Motivated by recent interest in Unmanned Micro Air Vehicles (UMAVs) aerodynamics, the present study is focused on obtaining a simplified, vortex-array model of the unsteady flow in the wake of an airfoil undergoing small-amplitude but high-reducedfrequency pitch oscillations. The model is used to compute the mean and unsteady velocity field in the wake of a NACA 0012 airfoil executing sinusoidal as well as nonsinusoidal pitch oscillation. The model’s accuracy is assessed by comparison to LDV measurements at chord Reynolds number of 12,000 and a reduced frequency as high as 10. The results demonstrate the ability of the vortex-array model to successfully reproduce the experimentally measured mean and phase-averaged streamwise velocity profiles in the wake of the airfoil. Moreover, by using the model to reconstruct the cross stream mean velocity profile in the wake, the average streamwise force acting on the airfoil is computed for different frequencies and amplitudes of oscillation. The computed force coefficient is found to agree well with computational and experimental data in literature.
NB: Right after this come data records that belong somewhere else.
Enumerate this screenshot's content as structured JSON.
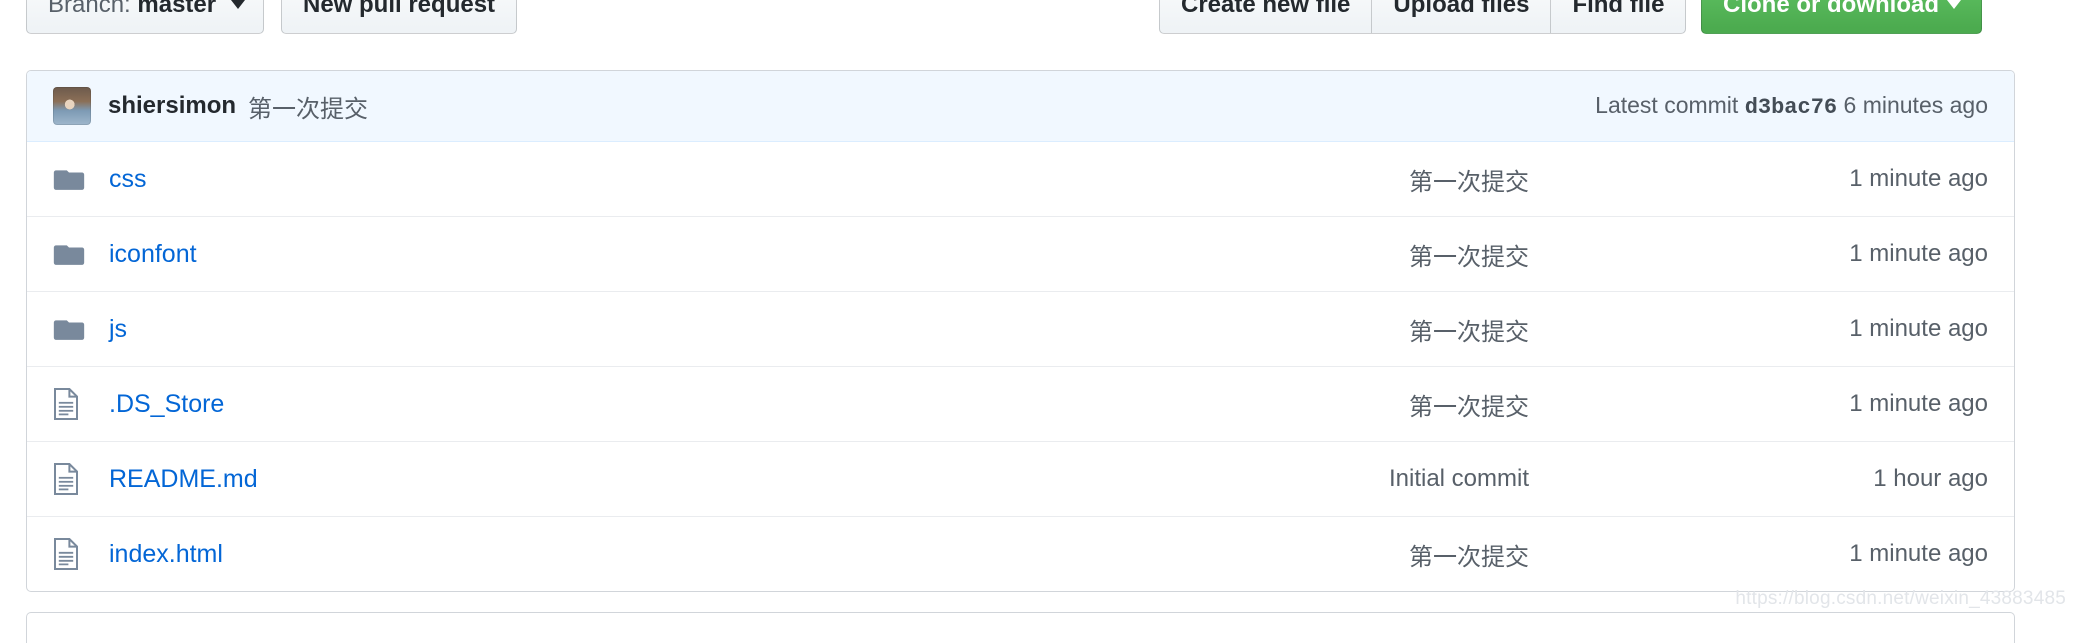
{
  "toolbar": {
    "branch_label": "Branch:",
    "branch_name": "master",
    "new_pull_request": "New pull request",
    "create_new_file": "Create new file",
    "upload_files": "Upload files",
    "find_file": "Find file",
    "clone_or_download": "Clone or download",
    "green_accent": "#4cab4f",
    "link_color": "#0366d6"
  },
  "commit_bar": {
    "author": "shiersimon",
    "message": "第一次提交",
    "latest_commit_label": "Latest commit",
    "sha": "d3bac76",
    "age": "6 minutes ago"
  },
  "files": [
    {
      "icon": "folder-icon",
      "type": "folder",
      "name": "css",
      "message": "第一次提交",
      "age": "1 minute ago"
    },
    {
      "icon": "folder-icon",
      "type": "folder",
      "name": "iconfont",
      "message": "第一次提交",
      "age": "1 minute ago"
    },
    {
      "icon": "folder-icon",
      "type": "folder",
      "name": "js",
      "message": "第一次提交",
      "age": "1 minute ago"
    },
    {
      "icon": "file-icon",
      "type": "file",
      "name": ".DS_Store",
      "message": "第一次提交",
      "age": "1 minute ago"
    },
    {
      "icon": "file-icon",
      "type": "file",
      "name": "README.md",
      "message": "Initial commit",
      "age": "1 hour ago"
    },
    {
      "icon": "file-icon",
      "type": "file",
      "name": "index.html",
      "message": "第一次提交",
      "age": "1 minute ago"
    }
  ],
  "watermark": "https://blog.csdn.net/weixin_43883485"
}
Subsequent to its verification, the model is utilized to explore the thrust force dependence on parameters of the wake vortex pattern; i.e. circulation and streamwise/cross-flow spacing of the vortices. Insight from this exploration has the potential for providing a rational approach for manipulation of the trailing edge flow in order to obtain desirable force characteristics for flapping-wing UMAVs.

Ahmed Naguib is currently Professor in Mechanical Engineering at Michigan State University. He served as the Associate Chair for the Graduate Program from 2012 to 2014. His BS degree is from Ain Shams University, Cairo Egypt, and Master and Ph.D. degrees are from Illinois Institute of Technology, Chicago, USA. His research interests are in experimental fluid dynamics and associated applications, particularly in the field of turbulence and flow instability physics and control, unsteady aerodynamics as well as development of measurement techniques. Prof. Naguib’s work has resulted in more than seventy conference and journal publications, two book chapters, and three patents. He has also been an Associate Editor of the American Institute of Aeronautics and Astronautics (AIAA) Journal since January 2009 and he was awarded the AIAA Associate Fellow grade in 2012.